All of the data is to be set down again without any alteration.

··· DATA FOR ANALYSIS

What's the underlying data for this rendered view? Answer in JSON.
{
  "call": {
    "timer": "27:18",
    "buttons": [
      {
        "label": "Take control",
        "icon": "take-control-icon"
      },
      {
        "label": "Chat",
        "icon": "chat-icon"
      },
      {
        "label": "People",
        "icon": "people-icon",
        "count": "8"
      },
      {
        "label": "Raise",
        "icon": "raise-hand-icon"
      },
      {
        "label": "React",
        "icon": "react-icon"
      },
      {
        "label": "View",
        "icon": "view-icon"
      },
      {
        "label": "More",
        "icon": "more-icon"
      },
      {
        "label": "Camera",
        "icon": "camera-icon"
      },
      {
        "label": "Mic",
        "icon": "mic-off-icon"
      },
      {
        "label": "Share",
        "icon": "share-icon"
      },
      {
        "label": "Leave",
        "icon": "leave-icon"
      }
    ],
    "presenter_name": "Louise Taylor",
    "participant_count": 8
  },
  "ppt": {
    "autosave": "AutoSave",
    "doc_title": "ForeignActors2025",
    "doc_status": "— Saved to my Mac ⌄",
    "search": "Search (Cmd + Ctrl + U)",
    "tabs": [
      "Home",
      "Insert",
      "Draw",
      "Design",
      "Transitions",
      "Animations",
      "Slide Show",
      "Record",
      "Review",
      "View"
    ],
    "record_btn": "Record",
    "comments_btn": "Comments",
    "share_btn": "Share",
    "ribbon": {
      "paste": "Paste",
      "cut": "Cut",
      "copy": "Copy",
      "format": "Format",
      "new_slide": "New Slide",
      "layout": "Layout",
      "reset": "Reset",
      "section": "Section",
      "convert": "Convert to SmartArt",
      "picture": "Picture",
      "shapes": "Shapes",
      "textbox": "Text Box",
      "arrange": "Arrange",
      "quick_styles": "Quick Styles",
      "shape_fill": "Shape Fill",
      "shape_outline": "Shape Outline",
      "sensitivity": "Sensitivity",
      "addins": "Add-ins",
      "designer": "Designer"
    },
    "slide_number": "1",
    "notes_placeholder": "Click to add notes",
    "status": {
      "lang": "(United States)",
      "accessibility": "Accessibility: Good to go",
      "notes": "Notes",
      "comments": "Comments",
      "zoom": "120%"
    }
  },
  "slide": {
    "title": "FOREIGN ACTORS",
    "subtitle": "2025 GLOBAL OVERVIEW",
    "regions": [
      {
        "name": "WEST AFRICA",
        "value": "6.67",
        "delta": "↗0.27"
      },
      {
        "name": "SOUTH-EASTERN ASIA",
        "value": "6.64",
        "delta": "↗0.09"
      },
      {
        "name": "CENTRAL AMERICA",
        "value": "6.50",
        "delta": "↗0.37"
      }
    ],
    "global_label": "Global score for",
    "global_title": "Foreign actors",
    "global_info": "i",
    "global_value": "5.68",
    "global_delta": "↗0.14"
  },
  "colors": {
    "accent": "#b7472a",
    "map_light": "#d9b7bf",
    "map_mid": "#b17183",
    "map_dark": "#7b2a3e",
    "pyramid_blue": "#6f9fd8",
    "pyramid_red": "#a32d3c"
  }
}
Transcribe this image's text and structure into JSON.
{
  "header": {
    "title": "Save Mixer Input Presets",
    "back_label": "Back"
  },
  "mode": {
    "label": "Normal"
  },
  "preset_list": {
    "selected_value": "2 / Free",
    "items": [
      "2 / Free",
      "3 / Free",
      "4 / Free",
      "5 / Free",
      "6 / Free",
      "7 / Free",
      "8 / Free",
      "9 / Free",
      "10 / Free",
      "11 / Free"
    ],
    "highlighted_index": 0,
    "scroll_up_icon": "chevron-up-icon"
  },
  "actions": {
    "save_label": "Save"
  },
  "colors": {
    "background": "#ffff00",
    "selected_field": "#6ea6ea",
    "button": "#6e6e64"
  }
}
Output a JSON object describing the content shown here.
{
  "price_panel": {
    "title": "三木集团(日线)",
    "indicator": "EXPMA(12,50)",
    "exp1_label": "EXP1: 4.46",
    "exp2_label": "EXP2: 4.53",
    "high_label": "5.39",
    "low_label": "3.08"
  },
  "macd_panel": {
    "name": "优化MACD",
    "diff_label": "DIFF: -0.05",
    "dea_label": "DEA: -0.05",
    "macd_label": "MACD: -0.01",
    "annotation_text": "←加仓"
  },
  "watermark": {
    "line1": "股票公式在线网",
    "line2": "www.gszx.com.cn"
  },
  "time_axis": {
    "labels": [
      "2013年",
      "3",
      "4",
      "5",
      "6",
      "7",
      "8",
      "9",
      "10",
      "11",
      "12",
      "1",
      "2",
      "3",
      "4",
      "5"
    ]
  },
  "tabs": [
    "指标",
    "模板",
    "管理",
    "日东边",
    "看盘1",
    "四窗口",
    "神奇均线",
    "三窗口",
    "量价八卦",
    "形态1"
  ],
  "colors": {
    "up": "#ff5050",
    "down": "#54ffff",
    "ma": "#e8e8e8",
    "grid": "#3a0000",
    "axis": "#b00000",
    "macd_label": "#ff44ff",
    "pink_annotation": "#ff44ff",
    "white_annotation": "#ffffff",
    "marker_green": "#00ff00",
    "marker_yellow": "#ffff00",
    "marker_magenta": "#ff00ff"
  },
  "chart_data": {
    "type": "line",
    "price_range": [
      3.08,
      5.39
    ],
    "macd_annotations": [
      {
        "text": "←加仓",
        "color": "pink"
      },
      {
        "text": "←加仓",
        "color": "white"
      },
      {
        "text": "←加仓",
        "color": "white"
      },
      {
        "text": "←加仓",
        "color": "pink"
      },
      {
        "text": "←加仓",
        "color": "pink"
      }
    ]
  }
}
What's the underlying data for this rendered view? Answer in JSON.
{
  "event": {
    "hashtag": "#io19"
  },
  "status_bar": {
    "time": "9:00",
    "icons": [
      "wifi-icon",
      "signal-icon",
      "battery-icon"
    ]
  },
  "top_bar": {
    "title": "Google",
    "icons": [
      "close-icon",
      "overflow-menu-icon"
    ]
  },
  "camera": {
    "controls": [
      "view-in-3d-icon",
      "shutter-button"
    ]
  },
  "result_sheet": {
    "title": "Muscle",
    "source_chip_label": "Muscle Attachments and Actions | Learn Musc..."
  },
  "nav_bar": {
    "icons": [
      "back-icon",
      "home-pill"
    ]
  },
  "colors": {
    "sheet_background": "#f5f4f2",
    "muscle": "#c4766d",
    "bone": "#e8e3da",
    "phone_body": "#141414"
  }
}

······

◆ RESULT OF THE EXERCISE:
What's the underlying data for this rendered view? Answer in JSON.
{
  "call": {
    "timer": "27:18",
    "buttons": [
      {
        "label": "Take control",
        "icon": "take-control-icon"
      },
      {
        "label": "Chat",
        "icon": "chat-icon"
      },
      {
        "label": "People",
        "icon": "people-icon",
        "count": "8"
      },
      {
        "label": "Raise",
        "icon": "raise-hand-icon"
      },
      {
        "label": "React",
        "icon": "react-icon"
      },
      {
        "label": "View",
        "icon": "view-icon"
      },
      {
        "label": "More",
        "icon": "more-icon"
      },
      {
        "label": "Camera",
        "icon": "camera-icon"
      },
      {
        "label": "Mic",
        "icon": "mic-off-icon"
      },
      {
        "label": "Share",
        "icon": "share-icon"
      },
      {
        "label": "Leave",
        "icon": "leave-icon"
      }
    ],
    "presenter_name": "Louise Taylor",
    "participant_count": 8
  },
  "ppt": {
    "autosave": "AutoSave",
    "doc_title": "ForeignActors2025",
    "doc_status": "— Saved to my Mac ⌄",
    "search": "Search (Cmd + Ctrl + U)",
    "tabs": [
      "Home",
      "Insert",
      "Draw",
      "Design",
      "Transitions",
      "Animations",
      "Slide Show",
      "Record",
      "Review",
      "View"
    ],
    "record_btn": "Record",
    "comments_btn": "Comments",
    "share_btn": "Share",
    "ribbon": {
      "paste": "Paste",
      "cut": "Cut",
      "copy": "Copy",
      "format": "Format",
      "new_slide": "New Slide",
      "layout": "Layout",
      "reset": "Reset",
      "section": "Section",
      "convert": "Convert to SmartArt",
      "picture": "Picture",
      "shapes": "Shapes",
      "textbox": "Text Box",
      "arrange": "Arrange",
      "quick_styles": "Quick Styles",
      "shape_fill": "Shape Fill",
      "shape_outline": "Shape Outline",
      "sensitivity": "Sensitivity",
      "addins": "Add-ins",
      "designer": "Designer"
    },
    "slide_number": "1",
    "notes_placeholder": "Click to add notes",
    "status": {
      "lang": "(United States)",
      "accessibility": "Accessibility: Good to go",
      "notes": "Notes",
      "comments": "Comments",
      "zoom": "120%"
    }
  },
  "slide": {
    "title": "FOREIGN ACTORS",
    "subtitle": "2025 GLOBAL OVERVIEW",
    "regions": [
      {
        "name": "WEST AFRICA",
        "value": "6.67",
        "delta": "↗0.27"
      },
      {
        "name": "SOUTH-EASTERN ASIA",
        "value": "6.64",
        "delta": "↗0.09"
      },
      {
        "name": "CENTRAL AMERICA",
        "value": "6.50",
        "delta": "↗0.37"
      }
    ],
    "global_label": "Global score for",
    "global_title": "Foreign actors",
    "global_info": "i",
    "global_value": "5.68",
    "global_delta": "↗0.14"
  },
  "colors": {
    "accent": "#b7472a",
    "map_light": "#d9b7bf",
    "map_mid": "#b17183",
    "map_dark": "#7b2a3e",
    "pyramid_blue": "#6f9fd8",
    "pyramid_red": "#a32d3c"
  }
}
Transcribe this image's text and structure into JSON.
{
  "header": {
    "title": "Save Mixer Input Presets",
    "back_label": "Back"
  },
  "mode": {
    "label": "Normal"
  },
  "preset_list": {
    "selected_value": "2 / Free",
    "items": [
      "2 / Free",
      "3 / Free",
      "4 / Free",
      "5 / Free",
      "6 / Free",
      "7 / Free",
      "8 / Free",
      "9 / Free",
      "10 / Free",
      "11 / Free"
    ],
    "highlighted_index": 0,
    "scroll_up_icon": "chevron-up-icon"
  },
  "actions": {
    "save_label": "Save"
  },
  "colors": {
    "background": "#ffff00",
    "selected_field": "#6ea6ea",
    "button": "#6e6e64"
  }
}
Output a JSON object describing the content shown here.
{
  "price_panel": {
    "title": "三木集团(日线)",
    "indicator": "EXPMA(12,50)",
    "exp1_label": "EXP1: 4.46",
    "exp2_label": "EXP2: 4.53",
    "high_label": "5.39",
    "low_label": "3.08"
  },
  "macd_panel": {
    "name": "优化MACD",
    "diff_label": "DIFF: -0.05",
    "dea_label": "DEA: -0.05",
    "macd_label": "MACD: -0.01",
    "annotation_text": "←加仓"
  },
  "watermark": {
    "line1": "股票公式在线网",
    "line2": "www.gszx.com.cn"
  },
  "time_axis": {
    "labels": [
      "2013年",
      "3",
      "4",
      "5",
      "6",
      "7",
      "8",
      "9",
      "10",
      "11",
      "12",
      "1",
      "2",
      "3",
      "4",
      "5"
    ]
  },
  "tabs": [
    "指标",
    "模板",
    "管理",
    "日东边",
    "看盘1",
    "四窗口",
    "神奇均线",
    "三窗口",
    "量价八卦",
    "形态1"
  ],
  "colors": {
    "up": "#ff5050",
    "down": "#54ffff",
    "ma": "#e8e8e8",
    "grid": "#3a0000",
    "axis": "#b00000",
    "macd_label": "#ff44ff",
    "pink_annotation": "#ff44ff",
    "white_annotation": "#ffffff",
    "marker_green": "#00ff00",
    "marker_yellow": "#ffff00",
    "marker_magenta": "#ff00ff"
  },
  "chart_data": {
    "type": "line",
    "price_range": [
      3.08,
      5.39
    ],
    "macd_annotations": [
      {
        "text": "←加仓",
        "color": "pink"
      },
      {
        "text": "←加仓",
        "color": "white"
      },
      {
        "text": "←加仓",
        "color": "white"
      },
      {
        "text": "←加仓",
        "color": "pink"
      },
      {
        "text": "←加仓",
        "color": "pink"
      }
    ]
  }
}
What's the underlying data for this rendered view? Answer in JSON.
{
  "event": {
    "hashtag": "#io19"
  },
  "status_bar": {
    "time": "9:00",
    "icons": [
      "wifi-icon",
      "signal-icon",
      "battery-icon"
    ]
  },
  "top_bar": {
    "title": "Google",
    "icons": [
      "close-icon",
      "overflow-menu-icon"
    ]
  },
  "camera": {
    "controls": [
      "view-in-3d-icon",
      "shutter-button"
    ]
  },
  "result_sheet": {
    "title": "Muscle",
    "source_chip_label": "Muscle Attachments and Actions | Learn Musc..."
  },
  "nav_bar": {
    "icons": [
      "back-icon",
      "home-pill"
    ]
  },
  "colors": {
    "sheet_background": "#f5f4f2",
    "muscle": "#c4766d",
    "bone": "#e8e3da",
    "phone_body": "#141414"
  }
}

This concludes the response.